Monkton Ins. Servs., Ltd. v. Ritter v. Butterfield Bank (Cayman), Ltd., No. 13-50941 (5th Cir. Sept. 26, 2014) [click for opinion]
William Ritter is a Texas resident who owns Geneva Insurance (“Geneva”), a Cayman corporation. Monkton Insurance Services (“Monkton”) is an insurance manager, also incorporated in the Cayman Islands, that managed Geneva. David Self was director and manager of Monkton. On behalf of Geneva, Self opened an account with Cayman bank Butterfield, using documents that were faxed to Ritter in Texas for his signature. The bank documents identify both Self and Ritter as directors of Geneva. The contracts provide that performance, jurisdiction, and governing law will be that of the Cayman Islands.
Self allegedly withdrew nearly half a million dollars from Geneva’s account with Butterfield without Ritter’s consent. After Ritter demanded that Self repay him, Monkton discovered that Self transferred money to Ritter from Monkton’s client accounts. Monkton then sued Ritter in Texas for the return of the money. Ritter sought to implead Butterfield as a third-party defendant, alleging the bank breached its contracts with Geneva by failing to detect Self’s forged signatures on account withdrawals, and requested a continuance to conduct jurisdictional discovery. The court denied Ritter’s request and granted Butterfield’s motion to dismiss for lack of personal jurisdiction.

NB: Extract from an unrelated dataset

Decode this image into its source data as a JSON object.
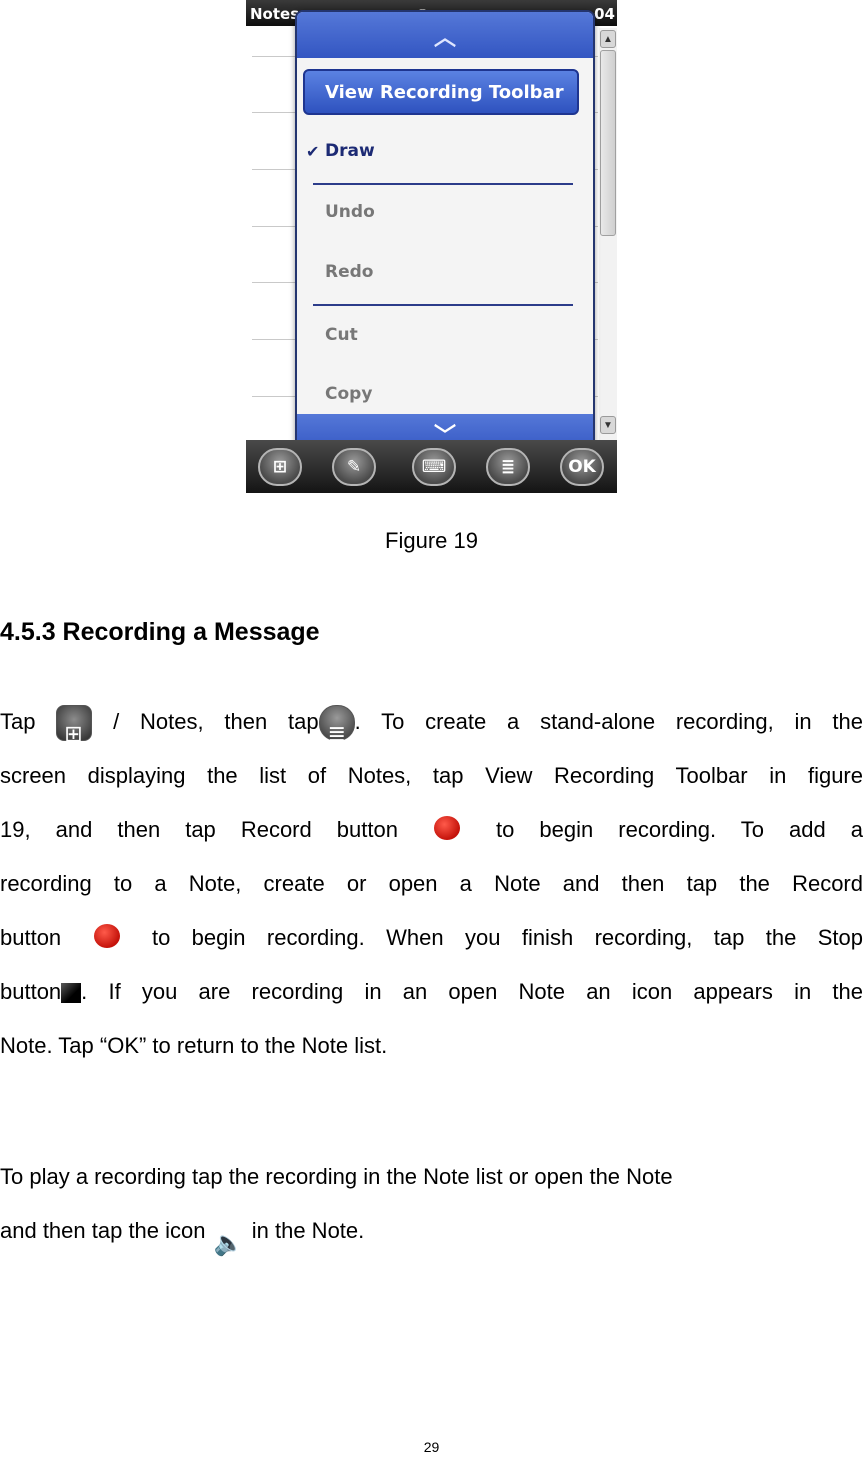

The Fifth Circuit affirmed, rejecting Ritter’s arguments that the federal court in Texas had either general or specific jurisdiction over Butterfield. As to general jurisdiction, the court noted that the place of incorporation and principal place of business are where a corporation is considered “at home,” and thus it is difficult to establish general jurisdiction in another forum. Accordingly, Butterfield—a Cayman bank incorporated in the Cayman Islands with its principal place of business in Grand Cayman—was “at home” in the Cayman Islands. The court found that Butterfield’s contacts with Texas through its website, telephone conversations with Ritter, and wire transfers to Texas banks were not sufficiently continuous and systematic to justify the exercise of general jurisdiction. Butterfield’s website showed only that Butterfield conducts business with Texas, not in Texas, and the communications and wire transfers were initiated by Ritter and Geneva, not Butterfield.
Ritter also argued Butterfield was subject to specific jurisdiction in Texas because (1) it entered into an account contract with Geneva, through its owner and director, Ritter, a resident of Texas; (2) Self sent the bank contract to Ritter in Texas; (3) twenty wire transfers were made between Geneva’s account with Butterfield in the Cayman Islands and bank accounts in Texas; and (4) Butterfield communicated with Ritter by phone on eight occasions. The Fifth Circuit rejected these contacts as insufficient to support specific jurisdiction. The court explained that a defendant does not have minimum contacts with a state when it has no physical presence there, it does not conduct business there, and the contract underlying the lawsuit was not signed in the state and does not call for performance there. In addition, a plaintiff’s own contacts with the forum cannot be used to demonstrate contacts by the defendant.
Ritter also challenged on appeal the district court’s denial of his motion for jurisdictional discovery. The district court’s order was affirmed because a plaintiff is not entitled to jurisdictional discovery where the record shows the requested discovery is unlikely to produce the facts needed to withstand a Rule 12(b)(1) motion. The additional discovery Ritter sought would only allow him to access more information regarding Butterfield’s other contacts with Texas—facts that would not be enough to show that Butterfield was “at home” in Texas. Accordingly, the Fifth Circuit affirmed the district court’s order in all respects.
Eugenie Robichaux of the Dallas office contributed to this summary.